Kate Vixon Wofford

Black and white photograph of Kate Wofford

Kate Vixon Wofford. Image from Alchetron, The Free Social Encyclopedia.

(1894-1954)  Wofford was born in Laurens,SC, to John Albert Wofford and Cleo Cunningham. She received an A.B. with honors in 1916 from Winthrop College and soon after started teaching at Laurens High School. She served briefly in the Washington office of U.S. Senator Ben Tillman and then joined the navy as a yeoman during World War I. Wofford returned to teach at Laurens High and in 1922 was elected to the first of two terms as county superintendent of schools, the first female school superintendent in South Carolina and the first woman elected to public office in the state.
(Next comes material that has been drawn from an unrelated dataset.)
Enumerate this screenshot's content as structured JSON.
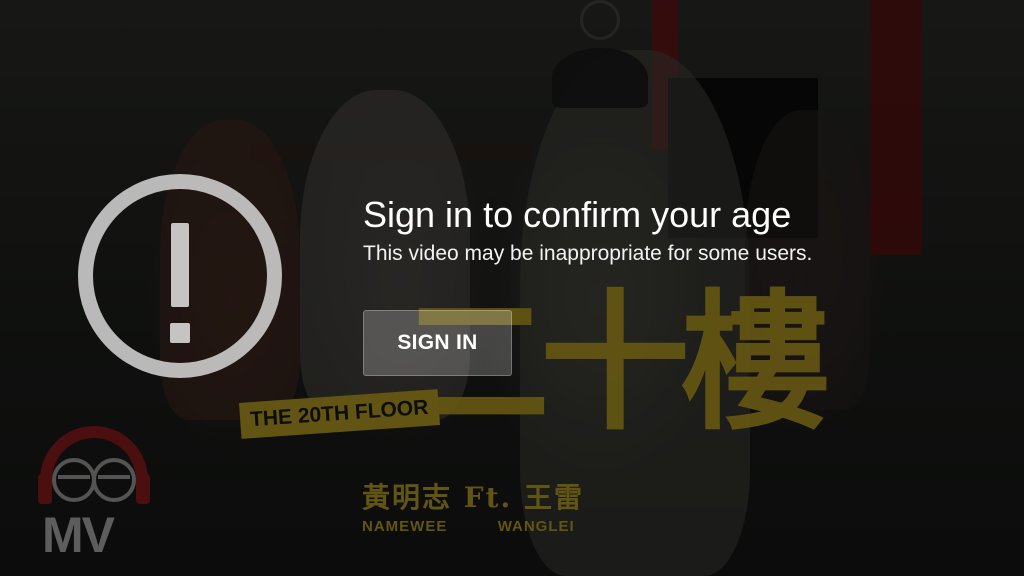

The support of women, with their newly granted suffrage rights, was important to Wofford’s election success. In addition to bringing needed change to the county’s rural schools, Wofford focused on improving conditions and standards for African American schools as well, a choice thrown at her in the second campaign but a challenge she overcame. Active in the South Carolina State Teachers Association, she was elected president for the 1926–1927 term and was the first woman to serve in this office as well.

In 1930 Wofford continued her education, receiving her A.M. from Cornell University (1931) and her Ph.D. from Columbia University (1934). 

Wofford became head professor and director of rural education at State Teachers College, Buffalo, New York, and became widely known and respected for her expertise on education in rural schools. In 1935 Wofford was offered the position of dean at the University of South Carolina, but she declined because it would take her out of the field of rural education.

Wofford’s expertise led to many accomplishments and honors, including visiting professorships across the United States and internationally. She held positions within the rural education department of the National Education Association and wrote for and edited some of the association’s yearbooks.

In 1947 Wofford became director of elementary education at the University of Florida in Gainesville, where she gained further distinction. In 1952 she organized a program fulfilling a recommendation to the Turkish Ministry of Education. With her colleagues, Wofford gained funding and then directed a course of study for twenty-five Turkish educators. Her report of this success, The Workshop Way with Foreign Students, was published in 1954. Wofford died of cancer at her home in Gainesville and was buried in the New Prospect Baptist Church Cemetery near Laurens, South Carolina.